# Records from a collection
>>>

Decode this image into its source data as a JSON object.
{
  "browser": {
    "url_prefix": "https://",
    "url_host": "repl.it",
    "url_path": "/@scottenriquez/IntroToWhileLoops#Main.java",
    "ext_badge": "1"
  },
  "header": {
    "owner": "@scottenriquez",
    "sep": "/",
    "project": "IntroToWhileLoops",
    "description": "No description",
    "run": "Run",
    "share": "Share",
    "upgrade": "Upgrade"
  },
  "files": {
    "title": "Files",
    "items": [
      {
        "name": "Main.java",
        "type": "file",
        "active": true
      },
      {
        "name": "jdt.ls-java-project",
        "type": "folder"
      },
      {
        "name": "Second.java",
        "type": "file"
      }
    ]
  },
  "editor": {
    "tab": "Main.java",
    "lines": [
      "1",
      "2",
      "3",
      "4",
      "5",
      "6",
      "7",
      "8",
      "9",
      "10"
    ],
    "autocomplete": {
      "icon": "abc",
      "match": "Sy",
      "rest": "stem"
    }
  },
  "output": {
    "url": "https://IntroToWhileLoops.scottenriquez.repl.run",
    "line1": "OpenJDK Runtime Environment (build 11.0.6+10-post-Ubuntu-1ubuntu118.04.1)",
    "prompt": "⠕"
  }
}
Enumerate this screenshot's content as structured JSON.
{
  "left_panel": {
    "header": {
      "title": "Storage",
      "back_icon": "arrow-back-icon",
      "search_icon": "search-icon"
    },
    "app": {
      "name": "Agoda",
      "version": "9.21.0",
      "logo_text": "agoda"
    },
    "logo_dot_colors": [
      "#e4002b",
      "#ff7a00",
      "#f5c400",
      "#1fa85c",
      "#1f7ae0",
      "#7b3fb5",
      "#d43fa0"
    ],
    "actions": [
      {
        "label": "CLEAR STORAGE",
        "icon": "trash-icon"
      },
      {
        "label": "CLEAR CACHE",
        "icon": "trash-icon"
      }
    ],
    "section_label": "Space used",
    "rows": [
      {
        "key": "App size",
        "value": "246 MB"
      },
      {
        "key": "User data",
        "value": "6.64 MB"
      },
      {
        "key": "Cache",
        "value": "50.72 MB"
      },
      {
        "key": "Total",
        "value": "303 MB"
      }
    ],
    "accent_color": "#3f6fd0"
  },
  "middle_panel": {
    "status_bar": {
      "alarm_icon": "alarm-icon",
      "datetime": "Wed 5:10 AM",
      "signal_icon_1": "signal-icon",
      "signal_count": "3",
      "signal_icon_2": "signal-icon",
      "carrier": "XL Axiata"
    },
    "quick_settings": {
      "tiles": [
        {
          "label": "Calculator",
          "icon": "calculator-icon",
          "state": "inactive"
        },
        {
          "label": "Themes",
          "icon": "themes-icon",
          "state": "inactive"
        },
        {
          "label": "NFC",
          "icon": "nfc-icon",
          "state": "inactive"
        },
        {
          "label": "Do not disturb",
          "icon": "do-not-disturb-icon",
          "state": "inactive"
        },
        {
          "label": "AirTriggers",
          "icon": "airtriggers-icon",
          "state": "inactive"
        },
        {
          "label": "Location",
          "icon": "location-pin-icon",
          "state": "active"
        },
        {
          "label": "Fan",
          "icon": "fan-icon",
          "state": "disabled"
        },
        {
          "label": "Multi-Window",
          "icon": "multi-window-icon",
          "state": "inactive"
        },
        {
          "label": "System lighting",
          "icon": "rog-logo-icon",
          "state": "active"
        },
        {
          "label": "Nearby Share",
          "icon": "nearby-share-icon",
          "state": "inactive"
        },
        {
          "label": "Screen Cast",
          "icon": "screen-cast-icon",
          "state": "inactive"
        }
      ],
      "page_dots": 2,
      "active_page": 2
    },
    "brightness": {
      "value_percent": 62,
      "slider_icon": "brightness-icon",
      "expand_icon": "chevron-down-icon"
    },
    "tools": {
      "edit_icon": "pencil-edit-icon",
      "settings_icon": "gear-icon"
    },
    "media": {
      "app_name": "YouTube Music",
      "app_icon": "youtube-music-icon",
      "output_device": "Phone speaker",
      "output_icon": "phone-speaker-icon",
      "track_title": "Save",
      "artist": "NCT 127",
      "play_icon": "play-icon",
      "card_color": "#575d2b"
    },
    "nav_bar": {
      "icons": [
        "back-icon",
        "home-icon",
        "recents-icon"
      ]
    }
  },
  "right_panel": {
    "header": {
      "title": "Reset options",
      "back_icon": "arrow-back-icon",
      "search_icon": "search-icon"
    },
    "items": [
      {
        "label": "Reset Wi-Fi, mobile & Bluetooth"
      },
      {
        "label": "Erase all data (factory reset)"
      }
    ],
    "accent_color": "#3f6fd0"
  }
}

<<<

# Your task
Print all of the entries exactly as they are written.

# Result for this task
Decode this image into its source data as a JSON object.
{
  "browser": {
    "url_prefix": "https://",
    "url_host": "repl.it",
    "url_path": "/@scottenriquez/IntroToWhileLoops#Main.java",
    "ext_badge": "1"
  },
  "header": {
    "owner": "@scottenriquez",
    "sep": "/",
    "project": "IntroToWhileLoops",
    "description": "No description",
    "run": "Run",
    "share": "Share",
    "upgrade": "Upgrade"
  },
  "files": {
    "title": "Files",
    "items": [
      {
        "name": "Main.java",
        "type": "file",
        "active": true
      },
      {
        "name": "jdt.ls-java-project",
        "type": "folder"
      },
      {
        "name": "Second.java",
        "type": "file"
      }
    ]
  },
  "editor": {
    "tab": "Main.java",
    "lines": [
      "1",
      "2",
      "3",
      "4",
      "5",
      "6",
      "7",
      "8",
      "9",
      "10"
    ],
    "autocomplete": {
      "icon": "abc",
      "match": "Sy",
      "rest": "stem"
    }
  },
  "output": {
    "url": "https://IntroToWhileLoops.scottenriquez.repl.run",
    "line1": "OpenJDK Runtime Environment (build 11.0.6+10-post-Ubuntu-1ubuntu118.04.1)",
    "prompt": "⠕"
  }
}
Enumerate this screenshot's content as structured JSON.
{
  "left_panel": {
    "header": {
      "title": "Storage",
      "back_icon": "arrow-back-icon",
      "search_icon": "search-icon"
    },
    "app": {
      "name": "Agoda",
      "version": "9.21.0",
      "logo_text": "agoda"
    },
    "logo_dot_colors": [
      "#e4002b",
      "#ff7a00",
      "#f5c400",
      "#1fa85c",
      "#1f7ae0",
      "#7b3fb5",
      "#d43fa0"
    ],
    "actions": [
      {
        "label": "CLEAR STORAGE",
        "icon": "trash-icon"
      },
      {
        "label": "CLEAR CACHE",
        "icon": "trash-icon"
      }
    ],
    "section_label": "Space used",
    "rows": [
      {
        "key": "App size",
        "value": "246 MB"
      },
      {
        "key": "User data",
        "value": "6.64 MB"
      },
      {
        "key": "Cache",
        "value": "50.72 MB"
      },
      {
        "key": "Total",
        "value": "303 MB"
      }
    ],
    "accent_color": "#3f6fd0"
  },
  "middle_panel": {
    "status_bar": {
      "alarm_icon": "alarm-icon",
      "datetime": "Wed 5:10 AM",
      "signal_icon_1": "signal-icon",
      "signal_count": "3",
      "signal_icon_2": "signal-icon",
      "carrier": "XL Axiata"
    },
    "quick_settings": {
      "tiles": [
        {
          "label": "Calculator",
          "icon": "calculator-icon",
          "state": "inactive"
        },
        {
          "label": "Themes",
          "icon": "themes-icon",
          "state": "inactive"
        },
        {
          "label": "NFC",
          "icon": "nfc-icon",
          "state": "inactive"
        },
        {
          "label": "Do not disturb",
          "icon": "do-not-disturb-icon",
          "state": "inactive"
        },
        {
          "label": "AirTriggers",
          "icon": "airtriggers-icon",
          "state": "inactive"
        },
        {
          "label": "Location",
          "icon": "location-pin-icon",
          "state": "active"
        },
        {
          "label": "Fan",
          "icon": "fan-icon",
          "state": "disabled"
        },
        {
          "label": "Multi-Window",
          "icon": "multi-window-icon",
          "state": "inactive"
        },
        {
          "label": "System lighting",
          "icon": "rog-logo-icon",
          "state": "active"
        },
        {
          "label": "Nearby Share",
          "icon": "nearby-share-icon",
          "state": "inactive"
        },
        {
          "label": "Screen Cast",
          "icon": "screen-cast-icon",
          "state": "inactive"
        }
      ],
      "page_dots": 2,
      "active_page": 2
    },
    "brightness": {
      "value_percent": 62,
      "slider_icon": "brightness-icon",
      "expand_icon": "chevron-down-icon"
    },
    "tools": {
      "edit_icon": "pencil-edit-icon",
      "settings_icon": "gear-icon"
    },
    "media": {
      "app_name": "YouTube Music",
      "app_icon": "youtube-music-icon",
      "output_device": "Phone speaker",
      "output_icon": "phone-speaker-icon",
      "track_title": "Save",
      "artist": "NCT 127",
      "play_icon": "play-icon",
      "card_color": "#575d2b"
    },
    "nav_bar": {
      "icons": [
        "back-icon",
        "home-icon",
        "recents-icon"
      ]
    }
  },
  "right_panel": {
    "header": {
      "title": "Reset options",
      "back_icon": "arrow-back-icon",
      "search_icon": "search-icon"
    },
    "items": [
      {
        "label": "Reset Wi-Fi, mobile & Bluetooth"
      },
      {
        "label": "Erase all data (factory reset)"
      }
    ],
    "accent_color": "#3f6fd0"
  }
}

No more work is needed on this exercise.